== RECORDS PROVIDED ==

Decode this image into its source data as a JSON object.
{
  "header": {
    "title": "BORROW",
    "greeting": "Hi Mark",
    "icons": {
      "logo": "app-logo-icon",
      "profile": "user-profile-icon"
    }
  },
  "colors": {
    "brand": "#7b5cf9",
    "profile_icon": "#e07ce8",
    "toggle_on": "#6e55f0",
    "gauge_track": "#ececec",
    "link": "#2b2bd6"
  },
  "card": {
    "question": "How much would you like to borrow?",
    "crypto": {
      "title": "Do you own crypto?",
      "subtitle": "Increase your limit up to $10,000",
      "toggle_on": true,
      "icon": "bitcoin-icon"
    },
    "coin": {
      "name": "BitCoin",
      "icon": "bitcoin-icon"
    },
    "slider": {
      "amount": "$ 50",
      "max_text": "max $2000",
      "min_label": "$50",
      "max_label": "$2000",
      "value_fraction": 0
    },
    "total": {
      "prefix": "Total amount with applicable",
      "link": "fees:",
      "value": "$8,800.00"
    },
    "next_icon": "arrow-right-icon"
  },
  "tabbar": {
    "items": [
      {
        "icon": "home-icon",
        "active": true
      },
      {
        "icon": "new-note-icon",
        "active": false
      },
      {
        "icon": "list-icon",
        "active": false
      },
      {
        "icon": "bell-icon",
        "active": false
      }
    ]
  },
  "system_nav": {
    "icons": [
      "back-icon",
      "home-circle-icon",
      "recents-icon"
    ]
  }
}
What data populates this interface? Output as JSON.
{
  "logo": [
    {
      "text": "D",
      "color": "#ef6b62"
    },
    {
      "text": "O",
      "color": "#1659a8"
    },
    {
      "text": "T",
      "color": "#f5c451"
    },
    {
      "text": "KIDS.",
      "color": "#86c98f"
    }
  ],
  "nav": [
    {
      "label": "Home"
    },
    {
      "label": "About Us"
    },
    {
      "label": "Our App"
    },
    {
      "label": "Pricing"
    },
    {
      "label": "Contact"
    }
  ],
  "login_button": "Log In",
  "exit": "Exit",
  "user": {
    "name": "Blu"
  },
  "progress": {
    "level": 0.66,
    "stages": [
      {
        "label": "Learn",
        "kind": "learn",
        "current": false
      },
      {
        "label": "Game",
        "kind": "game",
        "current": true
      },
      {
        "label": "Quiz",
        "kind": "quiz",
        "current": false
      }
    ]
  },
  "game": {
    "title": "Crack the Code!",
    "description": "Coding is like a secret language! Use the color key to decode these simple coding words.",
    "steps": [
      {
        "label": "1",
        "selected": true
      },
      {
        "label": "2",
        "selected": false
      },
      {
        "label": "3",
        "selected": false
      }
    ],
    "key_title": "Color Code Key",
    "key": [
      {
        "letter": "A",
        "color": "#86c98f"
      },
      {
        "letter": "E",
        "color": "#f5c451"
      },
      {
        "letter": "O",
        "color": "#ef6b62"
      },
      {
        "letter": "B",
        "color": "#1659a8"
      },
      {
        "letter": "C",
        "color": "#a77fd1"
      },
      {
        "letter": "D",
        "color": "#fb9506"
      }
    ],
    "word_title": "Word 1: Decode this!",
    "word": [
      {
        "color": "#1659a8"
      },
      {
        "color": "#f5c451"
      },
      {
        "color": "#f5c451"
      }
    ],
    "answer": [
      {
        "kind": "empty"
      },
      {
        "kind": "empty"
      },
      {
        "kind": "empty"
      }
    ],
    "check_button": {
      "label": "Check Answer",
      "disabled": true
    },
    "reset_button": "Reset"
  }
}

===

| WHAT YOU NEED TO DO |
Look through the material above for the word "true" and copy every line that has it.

| OUTPUT FOR THIS EXERCISE |
      "toggle_on": true,
        "active": true
        "current": true
        "selected": true
      "disabled": true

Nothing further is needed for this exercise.